It isn't clear exactly what led to this decision, but the baked goods will surely be missed by many customers. While most McDonald's locations stop serving breakfast at around 10:30 or 11 a.m., the McCafé Bakery lineup was available anytime, offering customers breakfast items all day and night. The burger chain plans to continue selling the items until inventory is totally depleted, so now may be your last chance to enjoy these baked goods before they're gone forever.
Ice cold fries
Actor Viggo Mortensen is probably best known for his iconic portrayal of Aragorn in Peter Jackson's "Lord of the Rings" trilogy, but you may be surprised to learn he's also something of a fast food philosopher. Here's what he told Esquire in 2015:
"The McDonald's french fry is unbelievable. When you bite into it, you think: It's so tasty, it can't be real. As soon as it gets cold, it turns to lard and flubble. I mean, have you ever tried to eat a McDonald's french fry that's gone cold? That's one of the circles of hell. The gulf between the warm, fresh, lightly salted McDonald's french fry and the cold McDonald's french fry is as great a gulf as any I know."
Anyone who's ever bitten into a fry from McDonald's that's been around for longer than around a half hour knows exactly what Mortensen is talking about. McDonald's has some of the best fries anywhere when they're hot, but once those spuds start cooling down it becomes an entirely different story. What was once delicious turns borderline uneatable within a matter of minutes.
Cold fries are a common and longstanding complaint among McDonald's customers, and many can't help but be passionate about the temperature of their potatoes.

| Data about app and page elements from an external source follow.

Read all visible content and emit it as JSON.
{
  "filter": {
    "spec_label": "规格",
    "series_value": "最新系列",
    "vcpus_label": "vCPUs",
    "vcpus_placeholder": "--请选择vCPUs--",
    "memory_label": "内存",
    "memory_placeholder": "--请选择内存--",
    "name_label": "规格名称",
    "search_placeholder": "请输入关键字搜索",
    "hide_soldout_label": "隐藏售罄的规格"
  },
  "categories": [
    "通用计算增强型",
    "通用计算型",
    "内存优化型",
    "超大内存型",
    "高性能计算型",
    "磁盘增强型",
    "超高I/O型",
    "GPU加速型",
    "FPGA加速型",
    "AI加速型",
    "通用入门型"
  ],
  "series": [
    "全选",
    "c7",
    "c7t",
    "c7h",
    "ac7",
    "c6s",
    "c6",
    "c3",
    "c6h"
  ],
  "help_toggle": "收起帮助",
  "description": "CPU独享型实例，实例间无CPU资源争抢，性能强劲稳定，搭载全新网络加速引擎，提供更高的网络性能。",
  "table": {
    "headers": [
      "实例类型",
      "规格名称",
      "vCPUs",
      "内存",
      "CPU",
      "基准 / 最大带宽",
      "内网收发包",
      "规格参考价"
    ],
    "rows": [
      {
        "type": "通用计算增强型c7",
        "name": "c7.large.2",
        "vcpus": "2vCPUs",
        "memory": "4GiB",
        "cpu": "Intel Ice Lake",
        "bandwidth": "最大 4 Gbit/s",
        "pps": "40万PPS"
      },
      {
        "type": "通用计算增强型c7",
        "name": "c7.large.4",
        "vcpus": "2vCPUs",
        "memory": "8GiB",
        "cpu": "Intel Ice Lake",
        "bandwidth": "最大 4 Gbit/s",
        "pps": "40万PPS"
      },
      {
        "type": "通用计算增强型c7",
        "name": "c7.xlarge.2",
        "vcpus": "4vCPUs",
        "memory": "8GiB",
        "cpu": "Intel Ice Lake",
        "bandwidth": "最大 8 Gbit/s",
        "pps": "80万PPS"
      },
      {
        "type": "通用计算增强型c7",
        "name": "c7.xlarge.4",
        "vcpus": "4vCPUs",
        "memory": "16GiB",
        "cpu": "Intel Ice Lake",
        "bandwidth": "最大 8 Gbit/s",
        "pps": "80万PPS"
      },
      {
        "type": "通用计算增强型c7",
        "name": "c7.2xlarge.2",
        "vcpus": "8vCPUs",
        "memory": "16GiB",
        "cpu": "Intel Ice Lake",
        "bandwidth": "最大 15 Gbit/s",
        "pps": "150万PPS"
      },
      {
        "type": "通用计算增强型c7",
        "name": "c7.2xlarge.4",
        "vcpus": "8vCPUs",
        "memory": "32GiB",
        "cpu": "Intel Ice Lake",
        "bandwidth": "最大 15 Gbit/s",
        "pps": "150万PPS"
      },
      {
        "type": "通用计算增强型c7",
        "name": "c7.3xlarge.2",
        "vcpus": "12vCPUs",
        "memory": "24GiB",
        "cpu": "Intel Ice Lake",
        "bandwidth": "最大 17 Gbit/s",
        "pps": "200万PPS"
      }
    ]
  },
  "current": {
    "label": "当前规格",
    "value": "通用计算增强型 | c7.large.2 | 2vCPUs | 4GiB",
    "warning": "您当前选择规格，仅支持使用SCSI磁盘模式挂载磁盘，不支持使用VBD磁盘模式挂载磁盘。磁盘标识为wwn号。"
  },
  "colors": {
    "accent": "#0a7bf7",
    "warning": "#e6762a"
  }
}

Just last summer, an upset customer actually called the police on his local McDonald's after allegedly being given cold fries with his order. From there, the story takes an even more bizarre turn: the upset customer was eventually arrested due to an outstanding warrant in connection with a prior murder charge.
If you're looking for a way to ensure you get piping hot fries the next time you roll through a McDonald's drive-thru, one noteworthy Reddit post suggests asking for no salt. That way, the fries will be delivered to your hands straight from the fryer.
Broken ice cream machines
The ice cream machines at McDonald's restaurants are broken so often the Golden Arches themselves crack jokes about it on social media. Indeed, being told the machine is broken at your local Mickey D's is something we've all experienced at some time or another.
There's even an entire website dedicated to tracking the operational status of McDonald's ice cream machines all over the world. Incredibly, a quick glance at the United States alone reveals a staggering number of broken machines. At the time this article was written, over 14% of all ice cream machines at McDonald's units were broken, and over 32% located in New York were malfunctioning.
While a broken ice cream machine can be super frustrating as a customer, keep in mind it's no fun for employees either when these devices fail. Just last month, a TikTok depicting a broken ice cream machine at a McDonald's posted by @scoooty98 collected tens of thousands of likes. "Since you guys wanna think that we're lying when we say our ice cream machine is broken," an employee says in the video before attempting to start the machine, producing spectacularly poor results. Ice cream sprays everywhere.